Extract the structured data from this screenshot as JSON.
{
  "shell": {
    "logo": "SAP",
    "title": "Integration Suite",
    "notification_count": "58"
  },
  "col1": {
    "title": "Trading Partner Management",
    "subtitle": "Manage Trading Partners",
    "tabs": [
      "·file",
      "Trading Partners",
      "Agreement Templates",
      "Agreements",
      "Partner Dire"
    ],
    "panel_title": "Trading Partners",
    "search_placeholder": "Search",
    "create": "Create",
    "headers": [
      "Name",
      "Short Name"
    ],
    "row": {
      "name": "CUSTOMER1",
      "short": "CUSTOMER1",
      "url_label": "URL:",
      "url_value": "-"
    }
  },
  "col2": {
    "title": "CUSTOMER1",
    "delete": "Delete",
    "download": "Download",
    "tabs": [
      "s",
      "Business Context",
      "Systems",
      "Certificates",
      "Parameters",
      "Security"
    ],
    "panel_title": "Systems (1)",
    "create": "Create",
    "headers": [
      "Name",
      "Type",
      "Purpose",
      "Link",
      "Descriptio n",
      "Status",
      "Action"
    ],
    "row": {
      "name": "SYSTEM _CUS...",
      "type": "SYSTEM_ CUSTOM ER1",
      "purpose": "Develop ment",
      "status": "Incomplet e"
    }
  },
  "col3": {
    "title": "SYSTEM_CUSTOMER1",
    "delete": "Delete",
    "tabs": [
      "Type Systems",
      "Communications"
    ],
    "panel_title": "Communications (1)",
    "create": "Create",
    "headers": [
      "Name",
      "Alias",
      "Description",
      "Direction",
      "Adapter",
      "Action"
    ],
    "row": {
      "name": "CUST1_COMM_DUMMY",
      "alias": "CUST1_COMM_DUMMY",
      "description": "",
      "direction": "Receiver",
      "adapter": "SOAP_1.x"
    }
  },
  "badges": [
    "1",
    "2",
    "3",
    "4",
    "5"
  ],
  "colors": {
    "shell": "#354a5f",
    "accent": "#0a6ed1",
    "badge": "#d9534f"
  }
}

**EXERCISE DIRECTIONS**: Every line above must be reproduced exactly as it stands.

**TASK RESULT**:
Extract the structured data from this screenshot as JSON.
{
  "shell": {
    "logo": "SAP",
    "title": "Integration Suite",
    "notification_count": "58"
  },
  "col1": {
    "title": "Trading Partner Management",
    "subtitle": "Manage Trading Partners",
    "tabs": [
      "·file",
      "Trading Partners",
      "Agreement Templates",
      "Agreements",
      "Partner Dire"
    ],
    "panel_title": "Trading Partners",
    "search_placeholder": "Search",
    "create": "Create",
    "headers": [
      "Name",
      "Short Name"
    ],
    "row": {
      "name": "CUSTOMER1",
      "short": "CUSTOMER1",
      "url_label": "URL:",
      "url_value": "-"
    }
  },
  "col2": {
    "title": "CUSTOMER1",
    "delete": "Delete",
    "download": "Download",
    "tabs": [
      "s",
      "Business Context",
      "Systems",
      "Certificates",
      "Parameters",
      "Security"
    ],
    "panel_title": "Systems (1)",
    "create": "Create",
    "headers": [
      "Name",
      "Type",
      "Purpose",
      "Link",
      "Descriptio n",
      "Status",
      "Action"
    ],
    "row": {
      "name": "SYSTEM _CUS...",
      "type": "SYSTEM_ CUSTOM ER1",
      "purpose": "Develop ment",
      "status": "Incomplet e"
    }
  },
  "col3": {
    "title": "SYSTEM_CUSTOMER1",
    "delete": "Delete",
    "tabs": [
      "Type Systems",
      "Communications"
    ],
    "panel_title": "Communications (1)",
    "create": "Create",
    "headers": [
      "Name",
      "Alias",
      "Description",
      "Direction",
      "Adapter",
      "Action"
    ],
    "row": {
      "name": "CUST1_COMM_DUMMY",
      "alias": "CUST1_COMM_DUMMY",
      "description": "",
      "direction": "Receiver",
      "adapter": "SOAP_1.x"
    }
  },
  "badges": [
    "1",
    "2",
    "3",
    "4",
    "5"
  ],
  "colors": {
    "shell": "#354a5f",
    "accent": "#0a6ed1",
    "badge": "#d9534f"
  }
}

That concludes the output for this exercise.